**Task instructions:** Show each line from the listing that includes the word "JSON".

**Supplied entries:**

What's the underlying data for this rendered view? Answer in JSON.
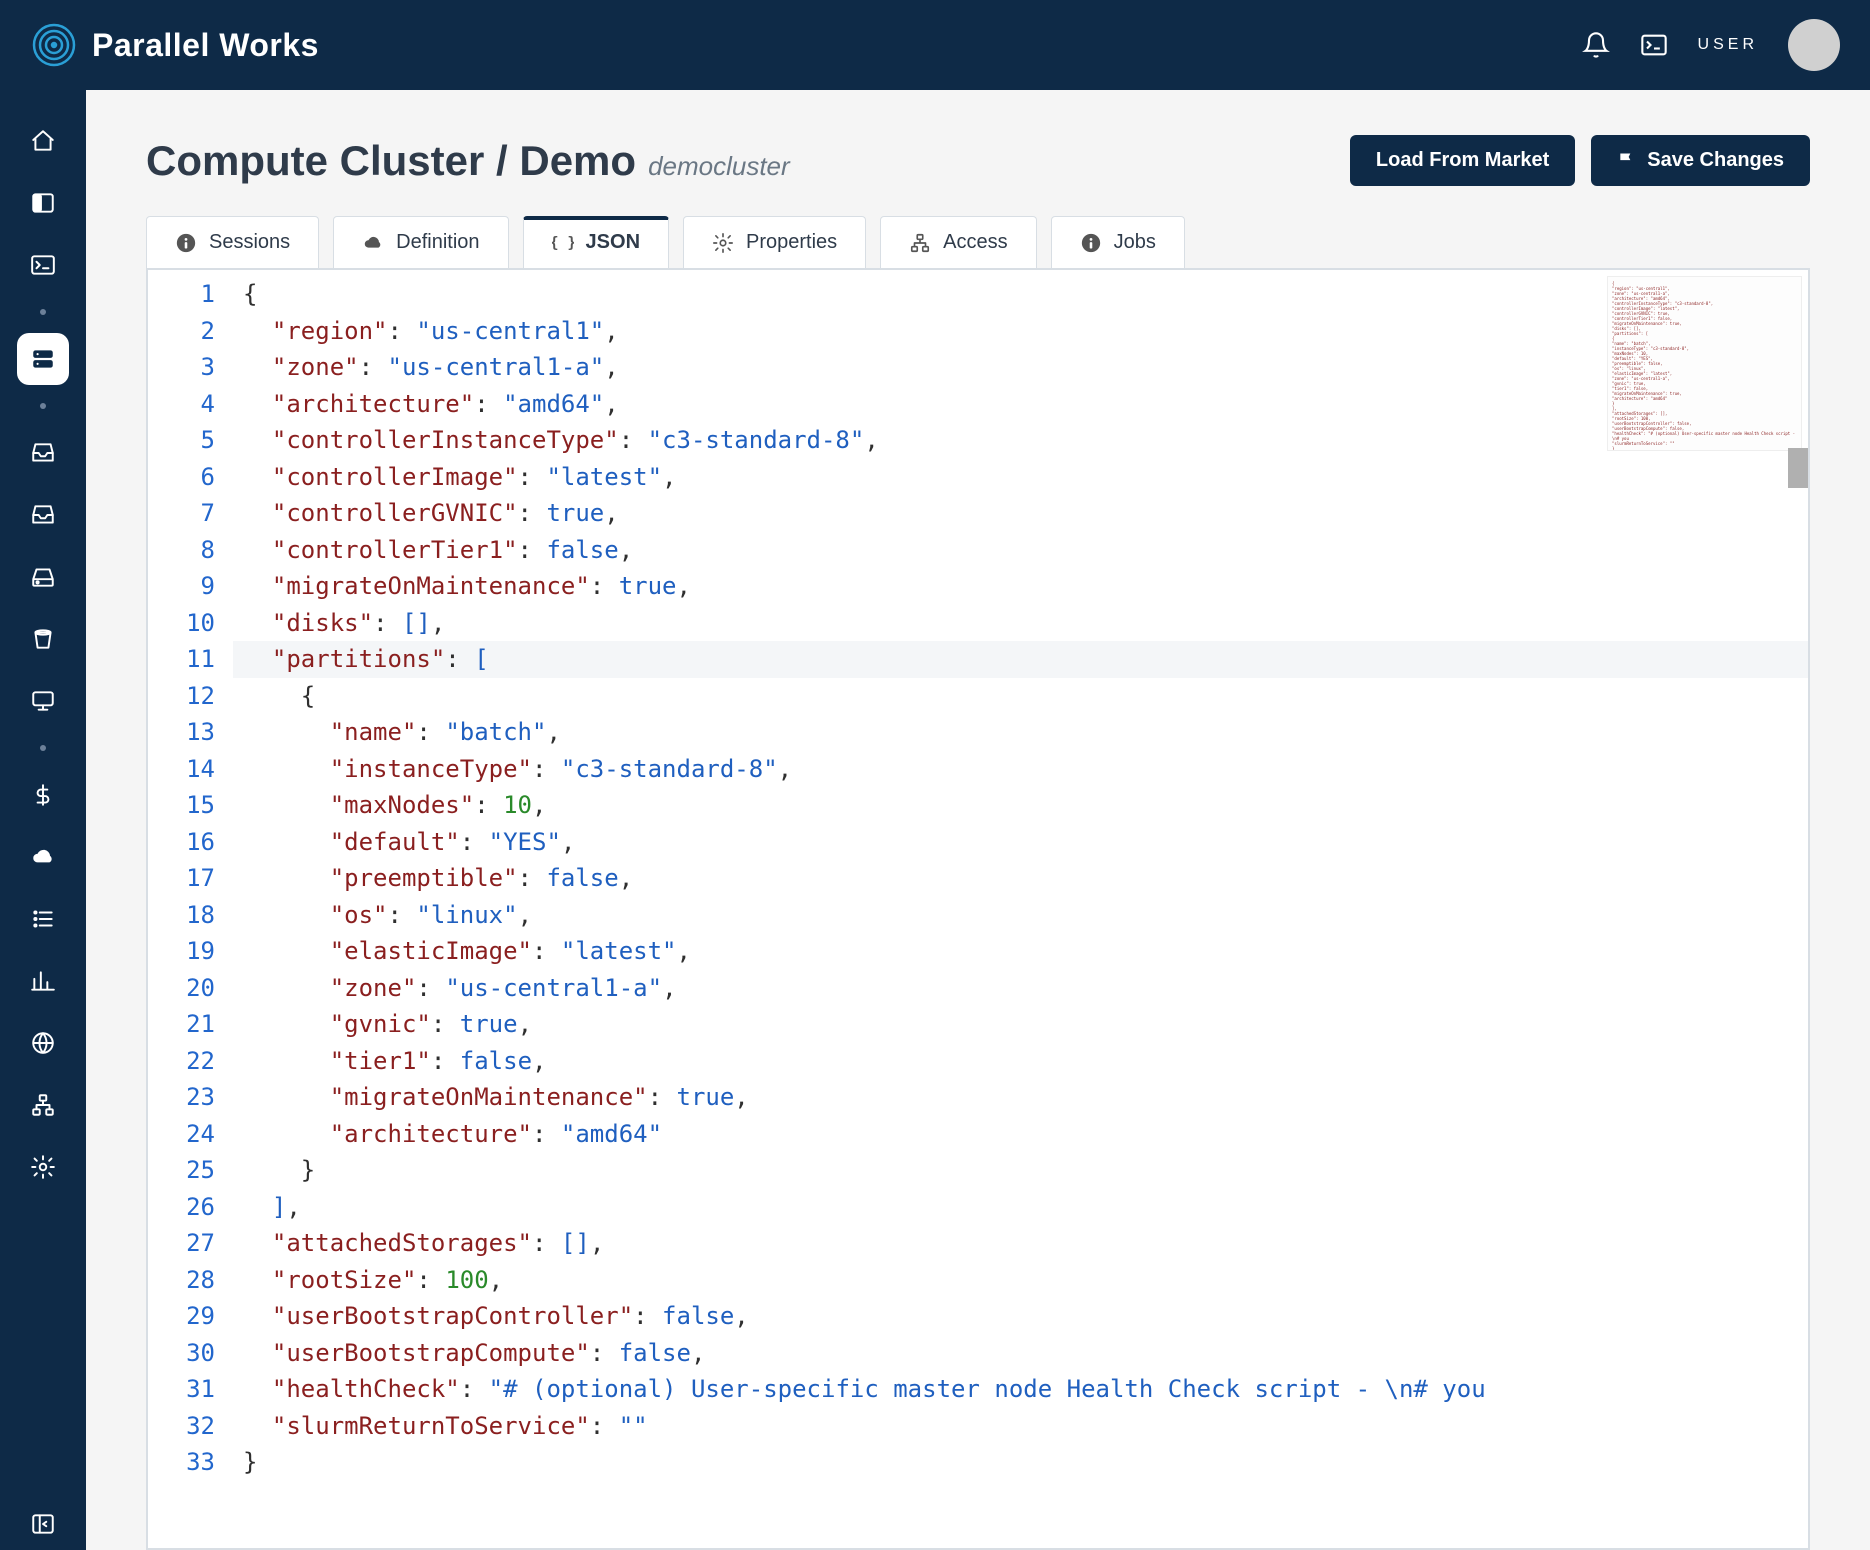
{
  "brand": "Parallel Works",
  "user_label": "USER",
  "page": {
    "title": "Compute Cluster / Demo",
    "subtitle": "democluster"
  },
  "actions": {
    "load_from_market": "Load From Market",
    "save_changes": "Save Changes"
  },
  "tabs": [
    {
      "label": "Sessions",
      "icon": "info"
    },
    {
      "label": "Definition",
      "icon": "cloud"
    },
    {
      "label": "JSON",
      "icon": "braces",
      "active": true
    },
    {
      "label": "Properties",
      "icon": "gear"
    },
    {
      "label": "Access",
      "icon": "hierarchy"
    },
    {
      "label": "Jobs",
      "icon": "info"
    }
  ],
  "sidebar": {
    "items": [
      {
        "name": "home",
        "icon": "home"
      },
      {
        "name": "panel",
        "icon": "panel"
      },
      {
        "name": "terminal",
        "icon": "terminal"
      }
    ],
    "items2": [
      {
        "name": "servers",
        "icon": "server",
        "active": true
      }
    ],
    "items3": [
      {
        "name": "inbox",
        "icon": "inbox"
      },
      {
        "name": "inbox2",
        "icon": "inbox"
      },
      {
        "name": "drive",
        "icon": "drive"
      },
      {
        "name": "bucket",
        "icon": "bucket"
      },
      {
        "name": "monitor",
        "icon": "monitor"
      }
    ],
    "items4": [
      {
        "name": "billing",
        "icon": "dollar"
      },
      {
        "name": "cloud",
        "icon": "cloud-solid"
      },
      {
        "name": "list",
        "icon": "list"
      },
      {
        "name": "chart",
        "icon": "chart"
      },
      {
        "name": "globe",
        "icon": "globe"
      },
      {
        "name": "hierarchy",
        "icon": "hierarchy"
      },
      {
        "name": "settings",
        "icon": "gears"
      }
    ],
    "footer": [
      {
        "name": "collapse",
        "icon": "collapse"
      }
    ]
  },
  "code": {
    "lines": [
      {
        "n": 1,
        "tokens": [
          [
            "brace",
            "{"
          ]
        ]
      },
      {
        "n": 2,
        "indent": 1,
        "tokens": [
          [
            "key",
            "\"region\""
          ],
          [
            "punc",
            ": "
          ],
          [
            "str",
            "\"us-central1\""
          ],
          [
            "comma",
            ","
          ]
        ]
      },
      {
        "n": 3,
        "indent": 1,
        "tokens": [
          [
            "key",
            "\"zone\""
          ],
          [
            "punc",
            ": "
          ],
          [
            "str",
            "\"us-central1-a\""
          ],
          [
            "comma",
            ","
          ]
        ]
      },
      {
        "n": 4,
        "indent": 1,
        "tokens": [
          [
            "key",
            "\"architecture\""
          ],
          [
            "punc",
            ": "
          ],
          [
            "str",
            "\"amd64\""
          ],
          [
            "comma",
            ","
          ]
        ]
      },
      {
        "n": 5,
        "indent": 1,
        "tokens": [
          [
            "key",
            "\"controllerInstanceType\""
          ],
          [
            "punc",
            ": "
          ],
          [
            "str",
            "\"c3-standard-8\""
          ],
          [
            "comma",
            ","
          ]
        ]
      },
      {
        "n": 6,
        "indent": 1,
        "tokens": [
          [
            "key",
            "\"controllerImage\""
          ],
          [
            "punc",
            ": "
          ],
          [
            "str",
            "\"latest\""
          ],
          [
            "comma",
            ","
          ]
        ]
      },
      {
        "n": 7,
        "indent": 1,
        "tokens": [
          [
            "key",
            "\"controllerGVNIC\""
          ],
          [
            "punc",
            ": "
          ],
          [
            "bool",
            "true"
          ],
          [
            "comma",
            ","
          ]
        ]
      },
      {
        "n": 8,
        "indent": 1,
        "tokens": [
          [
            "key",
            "\"controllerTier1\""
          ],
          [
            "punc",
            ": "
          ],
          [
            "bool",
            "false"
          ],
          [
            "comma",
            ","
          ]
        ]
      },
      {
        "n": 9,
        "indent": 1,
        "tokens": [
          [
            "key",
            "\"migrateOnMaintenance\""
          ],
          [
            "punc",
            ": "
          ],
          [
            "bool",
            "true"
          ],
          [
            "comma",
            ","
          ]
        ]
      },
      {
        "n": 10,
        "indent": 1,
        "tokens": [
          [
            "key",
            "\"disks\""
          ],
          [
            "punc",
            ": "
          ],
          [
            "bracket",
            "[]"
          ],
          [
            "comma",
            ","
          ]
        ]
      },
      {
        "n": 11,
        "indent": 1,
        "hl": true,
        "tokens": [
          [
            "key",
            "\"partitions\""
          ],
          [
            "punc",
            ": "
          ],
          [
            "bracket",
            "["
          ]
        ]
      },
      {
        "n": 12,
        "indent": 2,
        "tokens": [
          [
            "brace",
            "{"
          ]
        ]
      },
      {
        "n": 13,
        "indent": 3,
        "tokens": [
          [
            "key",
            "\"name\""
          ],
          [
            "punc",
            ": "
          ],
          [
            "str",
            "\"batch\""
          ],
          [
            "comma",
            ","
          ]
        ]
      },
      {
        "n": 14,
        "indent": 3,
        "tokens": [
          [
            "key",
            "\"instanceType\""
          ],
          [
            "punc",
            ": "
          ],
          [
            "str",
            "\"c3-standard-8\""
          ],
          [
            "comma",
            ","
          ]
        ]
      },
      {
        "n": 15,
        "indent": 3,
        "tokens": [
          [
            "key",
            "\"maxNodes\""
          ],
          [
            "punc",
            ": "
          ],
          [
            "num",
            "10"
          ],
          [
            "comma",
            ","
          ]
        ]
      },
      {
        "n": 16,
        "indent": 3,
        "tokens": [
          [
            "key",
            "\"default\""
          ],
          [
            "punc",
            ": "
          ],
          [
            "str",
            "\"YES\""
          ],
          [
            "comma",
            ","
          ]
        ]
      },
      {
        "n": 17,
        "indent": 3,
        "tokens": [
          [
            "key",
            "\"preemptible\""
          ],
          [
            "punc",
            ": "
          ],
          [
            "bool",
            "false"
          ],
          [
            "comma",
            ","
          ]
        ]
      },
      {
        "n": 18,
        "indent": 3,
        "tokens": [
          [
            "key",
            "\"os\""
          ],
          [
            "punc",
            ": "
          ],
          [
            "str",
            "\"linux\""
          ],
          [
            "comma",
            ","
          ]
        ]
      },
      {
        "n": 19,
        "indent": 3,
        "tokens": [
          [
            "key",
            "\"elasticImage\""
          ],
          [
            "punc",
            ": "
          ],
          [
            "str",
            "\"latest\""
          ],
          [
            "comma",
            ","
          ]
        ]
      },
      {
        "n": 20,
        "indent": 3,
        "tokens": [
          [
            "key",
            "\"zone\""
          ],
          [
            "punc",
            ": "
          ],
          [
            "str",
            "\"us-central1-a\""
          ],
          [
            "comma",
            ","
          ]
        ]
      },
      {
        "n": 21,
        "indent": 3,
        "tokens": [
          [
            "key",
            "\"gvnic\""
          ],
          [
            "punc",
            ": "
          ],
          [
            "bool",
            "true"
          ],
          [
            "comma",
            ","
          ]
        ]
      },
      {
        "n": 22,
        "indent": 3,
        "tokens": [
          [
            "key",
            "\"tier1\""
          ],
          [
            "punc",
            ": "
          ],
          [
            "bool",
            "false"
          ],
          [
            "comma",
            ","
          ]
        ]
      },
      {
        "n": 23,
        "indent": 3,
        "tokens": [
          [
            "key",
            "\"migrateOnMaintenance\""
          ],
          [
            "punc",
            ": "
          ],
          [
            "bool",
            "true"
          ],
          [
            "comma",
            ","
          ]
        ]
      },
      {
        "n": 24,
        "indent": 3,
        "tokens": [
          [
            "key",
            "\"architecture\""
          ],
          [
            "punc",
            ": "
          ],
          [
            "str",
            "\"amd64\""
          ]
        ]
      },
      {
        "n": 25,
        "indent": 2,
        "tokens": [
          [
            "brace",
            "}"
          ]
        ]
      },
      {
        "n": 26,
        "indent": 1,
        "tokens": [
          [
            "bracket",
            "]"
          ],
          [
            "comma",
            ","
          ]
        ]
      },
      {
        "n": 27,
        "indent": 1,
        "tokens": [
          [
            "key",
            "\"attachedStorages\""
          ],
          [
            "punc",
            ": "
          ],
          [
            "bracket",
            "[]"
          ],
          [
            "comma",
            ","
          ]
        ]
      },
      {
        "n": 28,
        "indent": 1,
        "tokens": [
          [
            "key",
            "\"rootSize\""
          ],
          [
            "punc",
            ": "
          ],
          [
            "num",
            "100"
          ],
          [
            "comma",
            ","
          ]
        ]
      },
      {
        "n": 29,
        "indent": 1,
        "tokens": [
          [
            "key",
            "\"userBootstrapController\""
          ],
          [
            "punc",
            ": "
          ],
          [
            "bool",
            "false"
          ],
          [
            "comma",
            ","
          ]
        ]
      },
      {
        "n": 30,
        "indent": 1,
        "tokens": [
          [
            "key",
            "\"userBootstrapCompute\""
          ],
          [
            "punc",
            ": "
          ],
          [
            "bool",
            "false"
          ],
          [
            "comma",
            ","
          ]
        ]
      },
      {
        "n": 31,
        "indent": 1,
        "tokens": [
          [
            "key",
            "\"healthCheck\""
          ],
          [
            "punc",
            ": "
          ],
          [
            "str",
            "\"# (optional) User-specific master node Health Check script - \\n# you"
          ]
        ]
      },
      {
        "n": 32,
        "indent": 1,
        "tokens": [
          [
            "key",
            "\"slurmReturnToService\""
          ],
          [
            "punc",
            ": "
          ],
          [
            "str",
            "\"\""
          ]
        ]
      },
      {
        "n": 33,
        "tokens": [
          [
            "brace",
            "}"
          ]
        ]
      }
    ]
  }
}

**Your response:**
What's the underlying data for this rendered view? Answer in JSON.
      "label": "JSON",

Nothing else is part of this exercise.